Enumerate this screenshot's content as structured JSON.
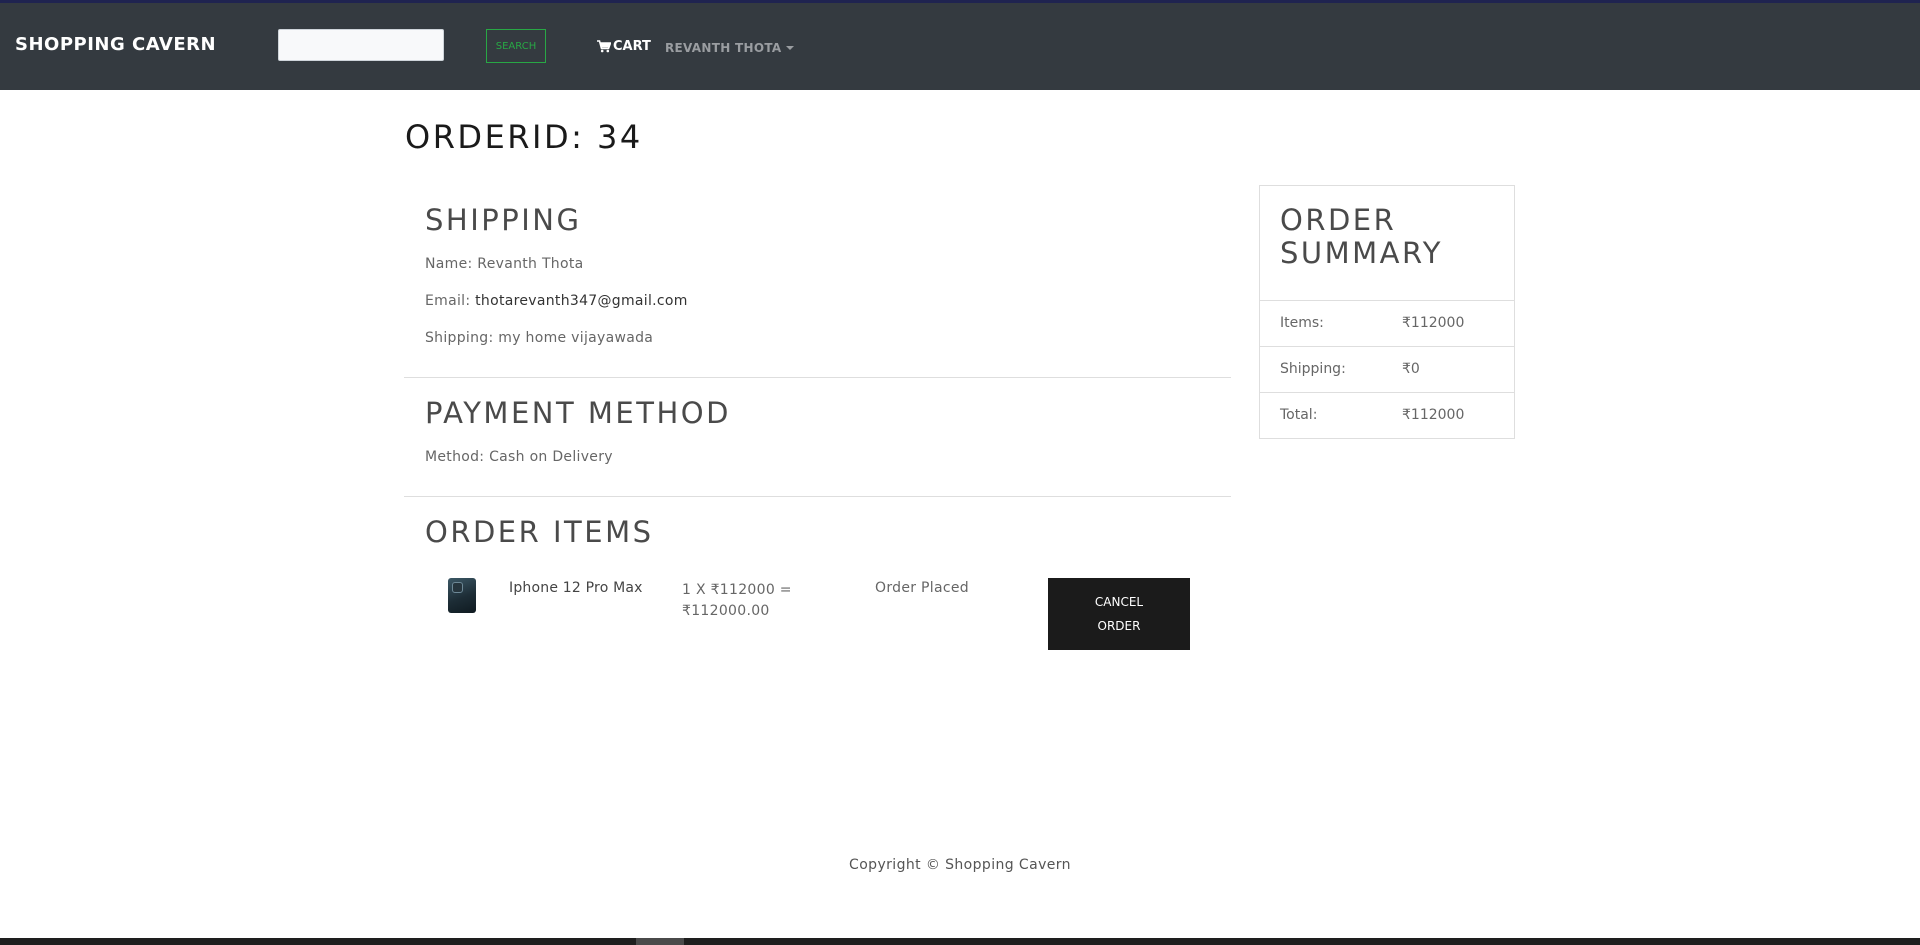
{
  "navbar": {
    "brand": "SHOPPING CAVERN",
    "search_placeholder": "",
    "search_label": "SEARCH",
    "cart_label": "CART",
    "user_label": "REVANTH THOTA"
  },
  "order": {
    "title": "ORDERID: 34"
  },
  "shipping": {
    "heading": "SHIPPING",
    "name_label": "Name:",
    "name": "Revanth Thota",
    "email_label": "Email:",
    "email": "thotarevanth347@gmail.com",
    "address_label": "Shipping:",
    "address": "my home vijayawada"
  },
  "payment": {
    "heading": "PAYMENT METHOD",
    "method_label": "Method:",
    "method": "Cash on Delivery"
  },
  "order_items": {
    "heading": "ORDER ITEMS",
    "items": [
      {
        "name": "Iphone 12 Pro Max",
        "calc": "1 X ₹112000 = ₹112000.00",
        "status": "Order Placed",
        "action_label": "CANCEL ORDER",
        "image_icon": "phone-image"
      }
    ]
  },
  "summary": {
    "heading": "ORDER SUMMARY",
    "rows": [
      {
        "label": "Items:",
        "value": "₹112000"
      },
      {
        "label": "Shipping:",
        "value": "₹0"
      },
      {
        "label": "Total:",
        "value": "₹112000"
      }
    ]
  },
  "footer": {
    "copyright": "Copyright © Shopping Cavern"
  },
  "colors": {
    "navbar_bg": "#343a40",
    "search_accent": "#28a745",
    "cancel_bg": "#1b1b1b"
  }
}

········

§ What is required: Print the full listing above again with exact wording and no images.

§ Output:
Enumerate this screenshot's content as structured JSON.
{
  "navbar": {
    "brand": "SHOPPING CAVERN",
    "search_placeholder": "",
    "search_label": "SEARCH",
    "cart_label": "CART",
    "user_label": "REVANTH THOTA"
  },
  "order": {
    "title": "ORDERID: 34"
  },
  "shipping": {
    "heading": "SHIPPING",
    "name_label": "Name:",
    "name": "Revanth Thota",
    "email_label": "Email:",
    "email": "thotarevanth347@gmail.com",
    "address_label": "Shipping:",
    "address": "my home vijayawada"
  },
  "payment": {
    "heading": "PAYMENT METHOD",
    "method_label": "Method:",
    "method": "Cash on Delivery"
  },
  "order_items": {
    "heading": "ORDER ITEMS",
    "items": [
      {
        "name": "Iphone 12 Pro Max",
        "calc": "1 X ₹112000 = ₹112000.00",
        "status": "Order Placed",
        "action_label": "CANCEL ORDER",
        "image_icon": "phone-image"
      }
    ]
  },
  "summary": {
    "heading": "ORDER SUMMARY",
    "rows": [
      {
        "label": "Items:",
        "value": "₹112000"
      },
      {
        "label": "Shipping:",
        "value": "₹0"
      },
      {
        "label": "Total:",
        "value": "₹112000"
      }
    ]
  },
  "footer": {
    "copyright": "Copyright © Shopping Cavern"
  },
  "colors": {
    "navbar_bg": "#343a40",
    "search_accent": "#28a745",
    "cancel_bg": "#1b1b1b"
  }
}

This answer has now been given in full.